Spruce trees – and other evergreens – are susceptible to attack by boring insects, those that tunnel beneath the bark and feed on the wood underneath. Stressed trees are far more susceptible to attack than healthy trees are. The best prevention for borers is to keep trees healthy and to grow only those trees that are well suited to your climate.
Video of the Day
Different types of borers, not all of which are fatal to the tree, attack spruce trees. Flathead fir borers (Melanophila drummondi), pine shoot borers (Eucosma sonomana), ips beetles and white pine weevil (Pissodes strobi). Damage from the white pine weevil and ips beetle usually isn't fatal, but over generations, the ips beetle can cause the tree to die.
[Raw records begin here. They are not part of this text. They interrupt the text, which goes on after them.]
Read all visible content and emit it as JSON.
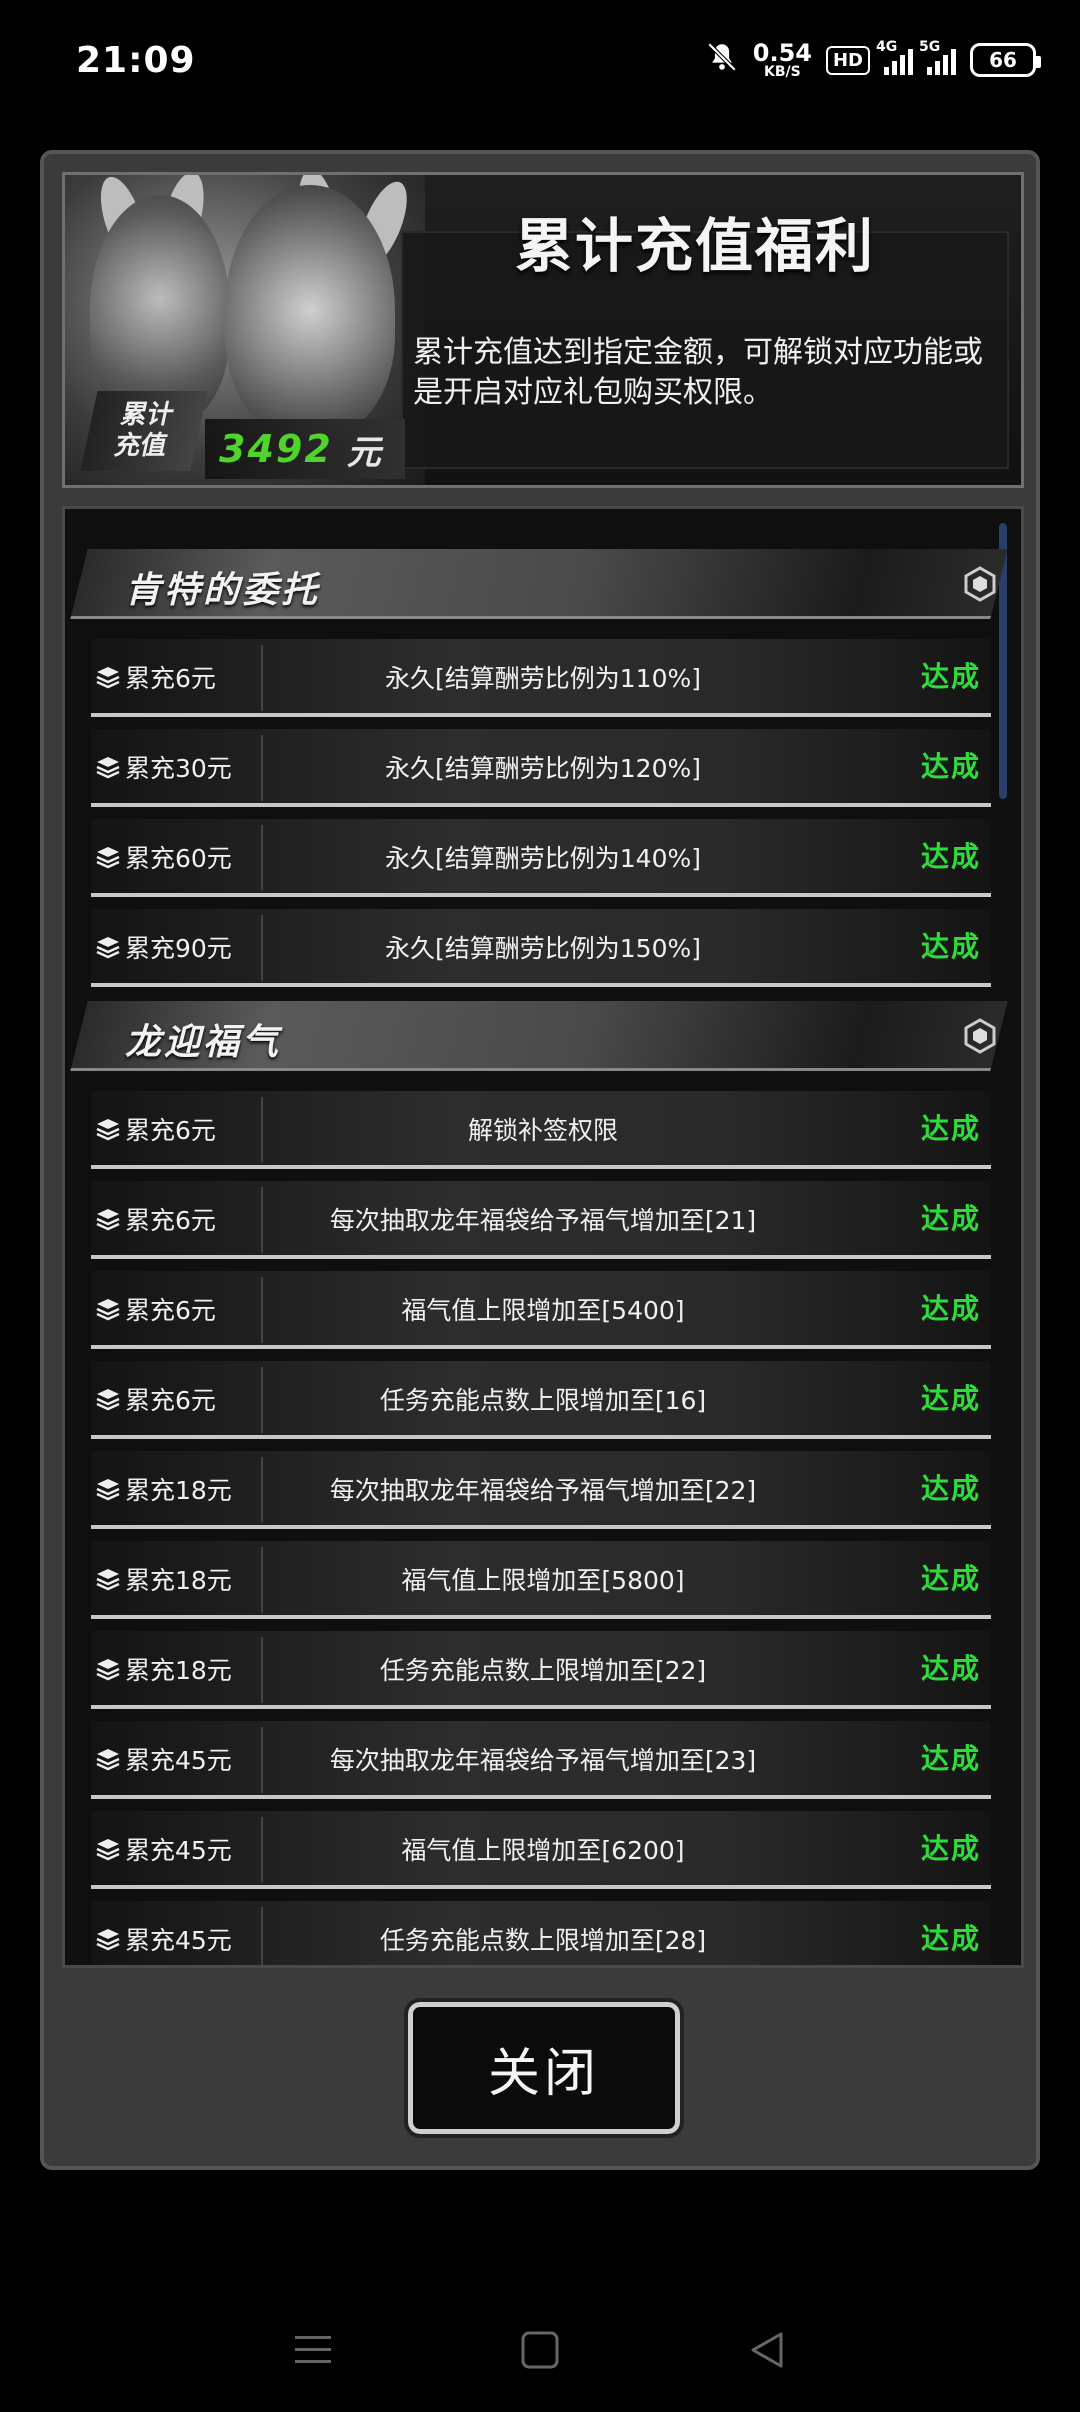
{
  "status_bar": {
    "time": "21:09",
    "net_speed_value": "0.54",
    "net_speed_unit": "KB/S",
    "hd_label": "HD",
    "sim1_label": "4G",
    "sim2_label": "5G",
    "battery": "66"
  },
  "header": {
    "title": "累计充值福利",
    "description": "累计充值达到指定金额，可解锁对应功能或是开启对应礼包购买权限。",
    "recharge_label_line1": "累计",
    "recharge_label_line2": "充值",
    "recharge_value": "3492",
    "recharge_unit": "元"
  },
  "sections": [
    {
      "title": "肯特的委托",
      "rows": [
        {
          "req": "累充6元",
          "reward": "永久[结算酬劳比例为110%]",
          "status": "达成"
        },
        {
          "req": "累充30元",
          "reward": "永久[结算酬劳比例为120%]",
          "status": "达成"
        },
        {
          "req": "累充60元",
          "reward": "永久[结算酬劳比例为140%]",
          "status": "达成"
        },
        {
          "req": "累充90元",
          "reward": "永久[结算酬劳比例为150%]",
          "status": "达成"
        }
      ]
    },
    {
      "title": "龙迎福气",
      "rows": [
        {
          "req": "累充6元",
          "reward": "解锁补签权限",
          "status": "达成"
        },
        {
          "req": "累充6元",
          "reward": "每次抽取龙年福袋给予福气增加至[21]",
          "status": "达成"
        },
        {
          "req": "累充6元",
          "reward": "福气值上限增加至[5400]",
          "status": "达成"
        },
        {
          "req": "累充6元",
          "reward": "任务充能点数上限增加至[16]",
          "status": "达成"
        },
        {
          "req": "累充18元",
          "reward": "每次抽取龙年福袋给予福气增加至[22]",
          "status": "达成"
        },
        {
          "req": "累充18元",
          "reward": "福气值上限增加至[5800]",
          "status": "达成"
        },
        {
          "req": "累充18元",
          "reward": "任务充能点数上限增加至[22]",
          "status": "达成"
        },
        {
          "req": "累充45元",
          "reward": "每次抽取龙年福袋给予福气增加至[23]",
          "status": "达成"
        },
        {
          "req": "累充45元",
          "reward": "福气值上限增加至[6200]",
          "status": "达成"
        },
        {
          "req": "累充45元",
          "reward": "任务充能点数上限增加至[28]",
          "status": "达成"
        }
      ]
    }
  ],
  "close_button": "关闭",
  "colors": {
    "status_green": "#2edc3a",
    "recharge_green": "#4ed42a",
    "panel_bg": "#3b3b3b"
  },
  "icons": {
    "section": "hexagon-icon",
    "row": "stack-layers-icon",
    "nav": [
      "menu-icon",
      "home-square-icon",
      "back-triangle-icon"
    ]
  }
}
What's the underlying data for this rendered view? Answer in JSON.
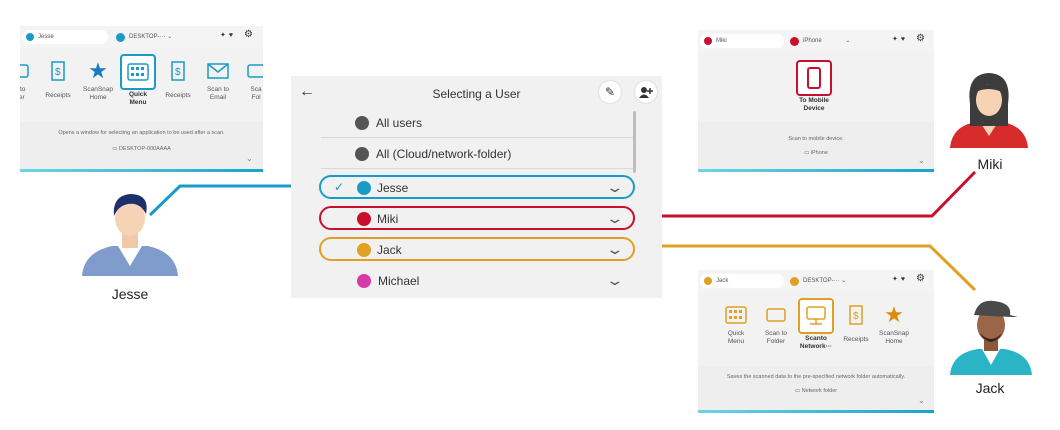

Borers, as their name suggests, bore into the wood of the tree as larvae. They damage the sap system of the tree – the xylem layer beneath the bark, which is responsible for transporting water and nutrients throughout the tree. As they tunnel through the tree, they can girdle it completely, thereby halting the flow of nutrients to the upper parts of the tree. This causes the tree to die. Sometimes the whole tree is affected, but the pine weevil, for example, only causes deformation of new growth and results in dead needles.
Look for holes in the tree and signs of tunneling. The most common sign is sawdust around the borer hole or around the base of the tree. A hole full of sawdust indicates the larvae are still beneath the bark, while an empty hole indicates that the adults have left the tree. Check new spruce growth for tiny, pinpoint holes oozing pitch, which indicate the presence of white pine weevils. Flathead fir borers leave no indication of their presence until the tree is weakened severely. They, however, prefer trees already damaged by fire or other stress, or even trees that have already died.
It is extremely difficult for the homeowner to treat borers with insecticides, as timing is critical and requires consistent monitoring of the affected tree. Apply insecticide after the larvae hatch, but before they tunnel into the bark, as they are impossible to kill once they enter the tree. Small infestations of weevils can be treated by removing and destroying the affected branches, but severe infestations of other borers are very difficult to treat; instead, the tree should be cut down to prevent the pests from spreading.
- Montana State University Extension; Tree Borers; Sherry Lajeunesse; September 1997
- Montana State University Extension; Growing Spruce Trees in Montana; Martha Mikkelson, et al.; March 2005
- Oregon Department of Forestry; Flathead Fir Borer; July 2007
- Colorado State University Extension; Ips Beetles; W. Cranshaw, et al.; December 2002
- University of Idaho Extension; Protecting Against Tree Borers; May 2010